We continue to review some of the most important materials in heat treatment and metallurgy.

Scandium (chemical symbol: Sc)

Scandium is a bright, silvery-white metal (Fig. 1) that oxidizes easily in air, burns readily and reacts strongly with water. In nature, it is found in over 800 minerals as scandium oxide (Sc2O3) and is often referred to as scandia.

Aluminum-scandium alloys are used in the aerospace industry and other applications such as bicycle frames, fishing rods, golf iron shafts and baseball bats, to name a few (Fig. 2). When used as an alloying element, scandium increases the strength and durability of aluminum alloys by approximately 50%.

The presence of scandium aligns the grains of the alloy and makes the material less susceptible to failure.
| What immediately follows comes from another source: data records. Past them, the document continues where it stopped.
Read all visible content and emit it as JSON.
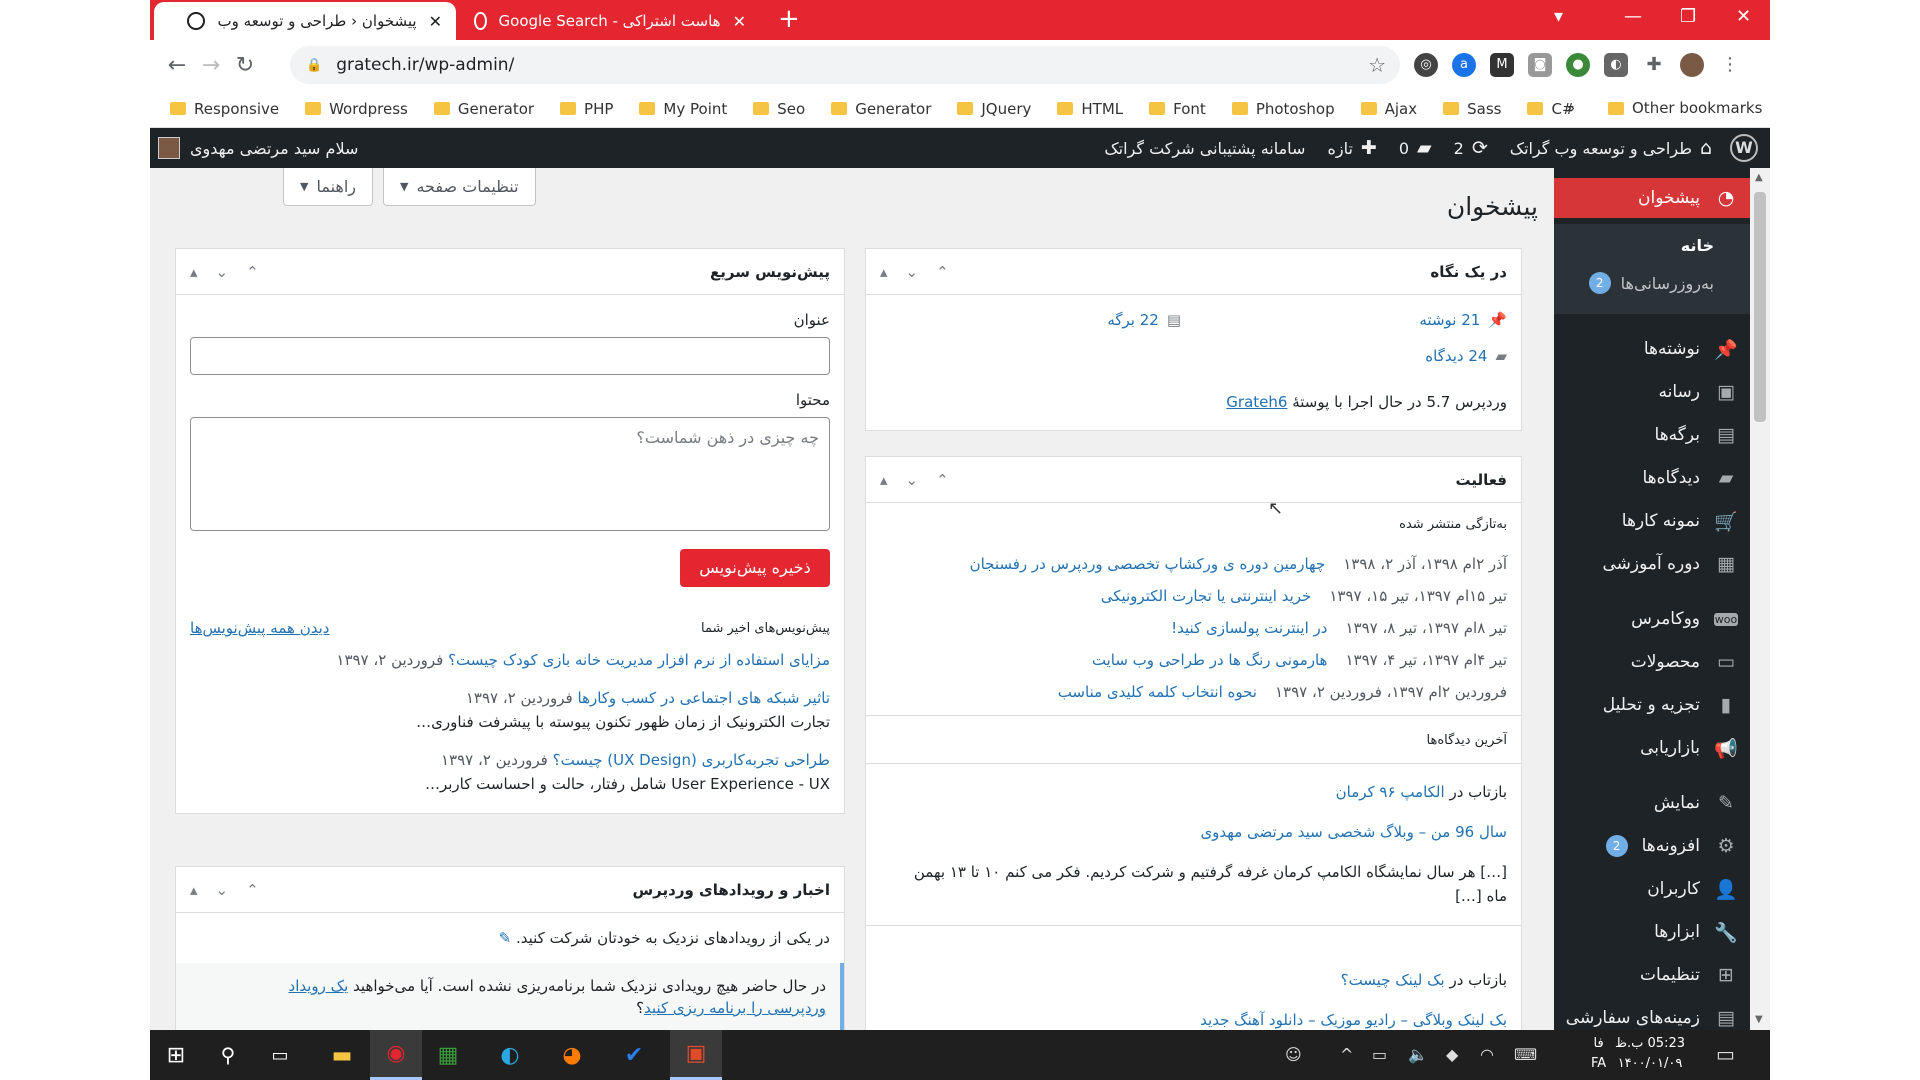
{
  "browser": {
    "tabs": [
      {
        "title": "پیشخوان ‹ طراحی و توسعه وب گراتک"
      },
      {
        "title": "هاست اشتراکی - Google Search"
      }
    ],
    "url": "gratech.ir/wp-admin/",
    "bookmarks": [
      "Responsive",
      "Wordpress",
      "Generator",
      "PHP",
      "My Point",
      "Seo",
      "Generator",
      "JQuery",
      "HTML",
      "Font",
      "Photoshop",
      "Ajax",
      "Sass",
      "C#"
    ],
    "bookmarks_more": "»",
    "other_bookmarks": "Other bookmarks"
  },
  "adminbar": {
    "site_name": "طراحی و توسعه وب گراتک",
    "updates_count": "2",
    "comments_count": "0",
    "new_label": "تازه",
    "support_label": "سامانه پشتیبانی شرکت گراتک",
    "greeting": "سلام سید مرتضی مهدوی"
  },
  "sidebar": {
    "dashboard": "پیشخوان",
    "home": "خانه",
    "updates": "به‌روزرسانی‌ها",
    "updates_badge": "2",
    "items": [
      {
        "label": "نوشته‌ها",
        "icon": "pin-icon",
        "glyph": "📌"
      },
      {
        "label": "رسانه",
        "icon": "media-icon",
        "glyph": "▣"
      },
      {
        "label": "برگه‌ها",
        "icon": "page-icon",
        "glyph": "▤"
      },
      {
        "label": "دیدگاه‌ها",
        "icon": "comment-icon",
        "glyph": "▰"
      },
      {
        "label": "نمونه کارها",
        "icon": "cart-icon",
        "glyph": "🛒"
      },
      {
        "label": "دوره آموزشی",
        "icon": "grid-icon",
        "glyph": "▦"
      },
      {
        "label": "ووکامرس",
        "icon": "woo-icon",
        "glyph": "woo"
      },
      {
        "label": "محصولات",
        "icon": "archive-icon",
        "glyph": "▭"
      },
      {
        "label": "تجزیه و تحلیل",
        "icon": "bar-chart-icon",
        "glyph": "▮"
      },
      {
        "label": "بازاریابی",
        "icon": "megaphone-icon",
        "glyph": "📢"
      },
      {
        "label": "نمایش",
        "icon": "brush-icon",
        "glyph": "✎"
      },
      {
        "label": "افزونه‌ها",
        "icon": "plugin-icon",
        "glyph": "⚙"
      },
      {
        "label": "کاربران",
        "icon": "user-icon",
        "glyph": "👤"
      },
      {
        "label": "ابزارها",
        "icon": "wrench-icon",
        "glyph": "🔧"
      },
      {
        "label": "تنظیمات",
        "icon": "settings-icon",
        "glyph": "⊞"
      },
      {
        "label": "زمینه‌های سفارشی",
        "icon": "table-icon",
        "glyph": "▤"
      }
    ],
    "plugins_badge": "2"
  },
  "screen": {
    "title": "پیشخوان",
    "screen_options": "تنظیمات صفحه",
    "help": "راهنما"
  },
  "glance": {
    "title": "در یک نگاه",
    "posts": "21 نوشته",
    "pages": "22 برگه",
    "comments": "24 دیدگاه",
    "wp_version_text": "وردپرس 5.7 در حال اجرا با پوستهٔ",
    "theme": "Grateh6"
  },
  "activity": {
    "title": "فعالیت",
    "recent_published": "به‌تازگی منتشر شده",
    "posts": [
      {
        "date": "آذر ۲ام ۱۳۹۸، آذر ۲، ۱۳۹۸",
        "title": "چهارمین دوره ی ورکشاپ تخصصی وردپرس در رفسنجان"
      },
      {
        "date": "تیر ۱۵ام ۱۳۹۷، تیر ۱۵، ۱۳۹۷",
        "title": "خرید اینترنتی یا تجارت الکترونیکی"
      },
      {
        "date": "تیر ۸ام ۱۳۹۷، تیر ۸، ۱۳۹۷",
        "title": "در اینترنت پولسازی کنید!"
      },
      {
        "date": "تیر ۴ام ۱۳۹۷، تیر ۴، ۱۳۹۷",
        "title": "هارمونی رنگ ها در طراحی وب سایت"
      },
      {
        "date": "فروردین ۲ام ۱۳۹۷، فروردین ۲، ۱۳۹۷",
        "title": "نحوه انتخاب کلمه کلیدی مناسب"
      }
    ],
    "recent_comments": "آخرین دیدگاه‌ها",
    "comment1_prefix": "بازتاب در",
    "comment1_post": "الکامپ ۹۶ کرمان",
    "comment1_author": "سال 96 من – وبلاگ شخصی سید مرتضی مهدوی",
    "comment1_excerpt_1": "[…] هر سال نمایشگاه الکامپ کرمان غرفه گرفتیم و شرکت کردیم. فکر می کنم ۱۰ تا ۱۳ بهمن",
    "comment1_excerpt_2": "ماه […]",
    "comment2_prefix": "بازتاب در",
    "comment2_post": "بک لینک چیست؟",
    "comment2_author": "بک لینک وبلاگی – رادیو موزیک – دانلود آهنگ جدید"
  },
  "quickdraft": {
    "title": "پیش‌نویس سریع",
    "title_label": "عنوان",
    "content_label": "محتوا",
    "content_placeholder": "چه چیزی در ذهن شماست؟",
    "save": "ذخیره پیش‌نویس",
    "recent_drafts": "پیش‌نویس‌های اخیر شما",
    "view_all": "دیدن همه پیش‌نویس‌ها",
    "drafts": [
      {
        "title": "مزایای استفاده از نرم افزار مدیریت خانه بازی کودک چیست؟",
        "date": "فروردین ۲، ۱۳۹۷",
        "excerpt": ""
      },
      {
        "title": "تاثیر شبکه های اجتماعی در کسب وکارها",
        "date": "فروردین ۲، ۱۳۹۷",
        "excerpt": "تجارت الکترونیک از زمان ظهور تکنون پیوسته با پیشرفت فناوری…"
      },
      {
        "title": "طراحی تجربه‌کاربری (UX Design) چیست؟",
        "date": "فروردین ۲، ۱۳۹۷",
        "excerpt": "User Experience - UX شامل رفتار، حالت و احساست کاربر…"
      }
    ]
  },
  "events": {
    "title": "اخبار و رویدادهای وردپرس",
    "attend": "در یکی از رویدادهای نزدیک به خودتان شرکت کنید.",
    "none_text": "در حال حاضر هیچ رویدادی نزدیک شما برنامه‌ریزی نشده است. آیا می‌خواهید",
    "none_link": "یک رویداد",
    "none_text2": "وردپرسی را برنامه ریزی کنید",
    "none_end": "؟"
  },
  "taskbar": {
    "time": "05:23 ب.ظ",
    "date": "۱۴۰۰/۰۱/۰۹",
    "lang_top": "فا",
    "lang": "FA"
  }
}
With a density similar to aluminum but with a higher melting point, it has significant metallurgical potential. Due to the high cost associated with scandium, it has had limited commercial use despite its many favorable properties. Scandium oxide costs several thousand dollars per kilogram, and pure scandium costs a few hundred thousand dollars per kilogram.

In 1869, famed Russian chemist Dmitri Ivanovich Mendeleev (Fig. 3) observed that there was a gap in atomic weights between calcium (atomic weight of 40) and titanium (atomic weight of 48). He predicted an undiscovered element whose oxide would have the form X2O3. His prediction was confirmed in 1879 when Swedish chemist Lars Frederik Nilson discovered scandium oxide (Sc2O3). Nilson successfully extracted several oxides from euxenite, a complex mineral containing eight metal oxides. From this mineral, he extracted erbium oxide to which he had obtained ytterbium oxide and then another oxide of an unknown, lighter element. Remarkably, this was the metal that Mendeleev had predicted, and its oxide was Sc2O3.[5]

Extracting pure metallic scandium from scandium oxide is a tedious and expensive process. It was not until 1937 that metallic scandium was isolated, through the electrolysis of molten scandium chloride, by German chemists Werner Fischer, Karl Brünger and Hans Grienseisen. It took another 20 years before a large sample – weighing 1 pound – was produced, and it wasn’t until 1960 that a 99%-pure sample of scandium was produced. Scandium’s atomic weight is 45, between 40 and 48 as predicted by Mendeleev.

Here are a few important facts about scandium.[2]

  • Atomic number (number of protons in the nucleus): 21
  • Atomic weight (average mass of the atom): 44.9559
  • Density: 1.734 ounces per cubic inch (3.0 grams per cubic cm)
  • Phase at room temperature: solid
  • Melting point: 2804ºF (1540ºC)
  • Boiling point: 5126ºF (2830ºC)



  1. KnowledgeDoor (www.knowledgedoor.com)
  2. LiveScience (livescience.com)
  3. Kona Bike World (Kona Bike World)
  4. World of Chemicals (www.worldofchemicals.com)
  5. Royal Society of Chemistry (www.rsc.org)
  6. The Famous People (www.thefamouspeople.com)